Additionally, women are more likely than men to leave the workforce to care for disabled or elderly parents. Although they are not paid, this is a vital contribution to the financial well-being of our country.
Without this caregiving benefit, those people would have to be cared for by governments that do not have the money or the inclination to provide benefits and tend to a population that will increase to between 80 and 100 million elderly people. Nonetheless, these women do not receive any credit toward earnings applied to Social Security’s calculation of benefits.
Exacerbating the problem is the simple fact that women live longer. If a woman reaches the age of 65, her life expectancy is almost three years longer than a man’s.

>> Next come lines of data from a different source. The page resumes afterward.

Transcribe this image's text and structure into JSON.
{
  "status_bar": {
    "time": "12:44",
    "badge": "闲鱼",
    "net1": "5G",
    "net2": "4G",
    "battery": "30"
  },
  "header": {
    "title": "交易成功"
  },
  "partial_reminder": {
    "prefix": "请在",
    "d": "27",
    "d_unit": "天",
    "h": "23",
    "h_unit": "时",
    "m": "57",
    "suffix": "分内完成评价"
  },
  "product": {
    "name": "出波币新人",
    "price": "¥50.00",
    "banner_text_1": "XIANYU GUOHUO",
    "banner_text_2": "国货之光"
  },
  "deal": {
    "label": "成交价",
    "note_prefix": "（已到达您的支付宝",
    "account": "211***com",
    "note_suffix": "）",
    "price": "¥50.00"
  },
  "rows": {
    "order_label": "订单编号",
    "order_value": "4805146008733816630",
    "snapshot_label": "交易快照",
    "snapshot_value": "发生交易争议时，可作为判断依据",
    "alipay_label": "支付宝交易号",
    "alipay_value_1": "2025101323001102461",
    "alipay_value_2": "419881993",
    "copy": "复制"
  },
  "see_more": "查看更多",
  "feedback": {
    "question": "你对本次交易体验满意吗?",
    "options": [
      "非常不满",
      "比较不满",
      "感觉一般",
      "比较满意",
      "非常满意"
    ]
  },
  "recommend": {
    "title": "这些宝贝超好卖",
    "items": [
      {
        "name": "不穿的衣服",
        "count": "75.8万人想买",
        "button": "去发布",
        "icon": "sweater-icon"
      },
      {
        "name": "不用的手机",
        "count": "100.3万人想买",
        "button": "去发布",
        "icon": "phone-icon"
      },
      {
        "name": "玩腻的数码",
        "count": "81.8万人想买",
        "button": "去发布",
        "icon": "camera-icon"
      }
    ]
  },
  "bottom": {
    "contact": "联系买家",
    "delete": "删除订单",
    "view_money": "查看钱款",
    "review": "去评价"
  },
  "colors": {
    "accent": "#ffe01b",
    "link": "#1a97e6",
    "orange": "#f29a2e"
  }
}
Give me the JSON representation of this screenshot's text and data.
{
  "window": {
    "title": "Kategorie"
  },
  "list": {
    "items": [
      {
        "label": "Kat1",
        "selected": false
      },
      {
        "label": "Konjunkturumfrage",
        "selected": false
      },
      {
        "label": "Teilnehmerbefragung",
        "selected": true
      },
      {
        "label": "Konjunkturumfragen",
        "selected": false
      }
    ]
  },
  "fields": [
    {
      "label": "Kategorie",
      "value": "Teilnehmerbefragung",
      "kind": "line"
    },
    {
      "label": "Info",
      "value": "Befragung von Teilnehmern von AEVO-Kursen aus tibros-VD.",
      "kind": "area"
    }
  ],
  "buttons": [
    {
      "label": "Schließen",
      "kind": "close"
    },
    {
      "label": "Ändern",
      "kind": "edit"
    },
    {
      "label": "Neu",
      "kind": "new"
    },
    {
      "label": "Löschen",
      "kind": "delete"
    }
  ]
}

Here is the punch line: Even though they live longer, 80 percent of women take their Social Security at age 62 — when it provides the least benefit. That election also reduces their cost of living increases because they started with a smaller amount. Compounded over a lifetime, this turns out to be quite a lot of money that they never receive.
A recent study clearly showed this shortfall. Forty-five year old men were found to be $212,000 short of what is required to achieve a secure retirement. That is a pretty large number.